▶ _What you should do_:
Every entry should be returned exactly. Omit none of them.

[[ Source data, beginning ]]

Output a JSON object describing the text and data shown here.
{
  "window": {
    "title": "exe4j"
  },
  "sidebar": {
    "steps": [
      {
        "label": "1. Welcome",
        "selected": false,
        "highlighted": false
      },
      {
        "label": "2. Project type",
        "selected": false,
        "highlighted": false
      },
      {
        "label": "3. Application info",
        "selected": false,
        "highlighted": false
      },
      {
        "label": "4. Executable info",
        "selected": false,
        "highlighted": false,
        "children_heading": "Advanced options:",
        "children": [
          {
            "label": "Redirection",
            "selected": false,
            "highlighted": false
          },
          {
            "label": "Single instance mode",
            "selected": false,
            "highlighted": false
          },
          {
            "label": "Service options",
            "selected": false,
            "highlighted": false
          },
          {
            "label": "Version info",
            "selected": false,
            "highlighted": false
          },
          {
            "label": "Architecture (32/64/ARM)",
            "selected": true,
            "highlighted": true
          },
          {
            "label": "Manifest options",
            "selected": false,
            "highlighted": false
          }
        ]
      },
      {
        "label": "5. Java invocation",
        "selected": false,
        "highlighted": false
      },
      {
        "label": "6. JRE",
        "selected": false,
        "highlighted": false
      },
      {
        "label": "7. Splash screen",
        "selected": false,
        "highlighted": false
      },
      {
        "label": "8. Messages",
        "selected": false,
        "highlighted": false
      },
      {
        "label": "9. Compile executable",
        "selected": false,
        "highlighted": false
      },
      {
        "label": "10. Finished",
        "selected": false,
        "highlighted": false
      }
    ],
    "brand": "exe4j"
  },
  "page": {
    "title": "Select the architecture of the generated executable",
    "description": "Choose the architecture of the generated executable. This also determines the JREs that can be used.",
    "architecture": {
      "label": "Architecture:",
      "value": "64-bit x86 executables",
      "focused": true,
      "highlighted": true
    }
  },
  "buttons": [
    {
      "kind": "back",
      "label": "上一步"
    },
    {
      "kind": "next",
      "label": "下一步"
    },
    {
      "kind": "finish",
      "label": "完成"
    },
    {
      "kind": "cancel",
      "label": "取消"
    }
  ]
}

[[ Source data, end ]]

▶ _Answer section_:
Output a JSON object describing the text and data shown here.
{
  "window": {
    "title": "exe4j"
  },
  "sidebar": {
    "steps": [
      {
        "label": "1. Welcome",
        "selected": false,
        "highlighted": false
      },
      {
        "label": "2. Project type",
        "selected": false,
        "highlighted": false
      },
      {
        "label": "3. Application info",
        "selected": false,
        "highlighted": false
      },
      {
        "label": "4. Executable info",
        "selected": false,
        "highlighted": false,
        "children_heading": "Advanced options:",
        "children": [
          {
            "label": "Redirection",
            "selected": false,
            "highlighted": false
          },
          {
            "label": "Single instance mode",
            "selected": false,
            "highlighted": false
          },
          {
            "label": "Service options",
            "selected": false,
            "highlighted": false
          },
          {
            "label": "Version info",
            "selected": false,
            "highlighted": false
          },
          {
            "label": "Architecture (32/64/ARM)",
            "selected": true,
            "highlighted": true
          },
          {
            "label": "Manifest options",
            "selected": false,
            "highlighted": false
          }
        ]
      },
      {
        "label": "5. Java invocation",
        "selected": false,
        "highlighted": false
      },
      {
        "label": "6. JRE",
        "selected": false,
        "highlighted": false
      },
      {
        "label": "7. Splash screen",
        "selected": false,
        "highlighted": false
      },
      {
        "label": "8. Messages",
        "selected": false,
        "highlighted": false
      },
      {
        "label": "9. Compile executable",
        "selected": false,
        "highlighted": false
      },
      {
        "label": "10. Finished",
        "selected": false,
        "highlighted": false
      }
    ],
    "brand": "exe4j"
  },
  "page": {
    "title": "Select the architecture of the generated executable",
    "description": "Choose the architecture of the generated executable. This also determines the JREs that can be used.",
    "architecture": {
      "label": "Architecture:",
      "value": "64-bit x86 executables",
      "focused": true,
      "highlighted": true
    }
  },
  "buttons": [
    {
      "kind": "back",
      "label": "上一步"
    },
    {
      "kind": "next",
      "label": "下一步"
    },
    {
      "kind": "finish",
      "label": "完成"
    },
    {
      "kind": "cancel",
      "label": "取消"
    }
  ]
}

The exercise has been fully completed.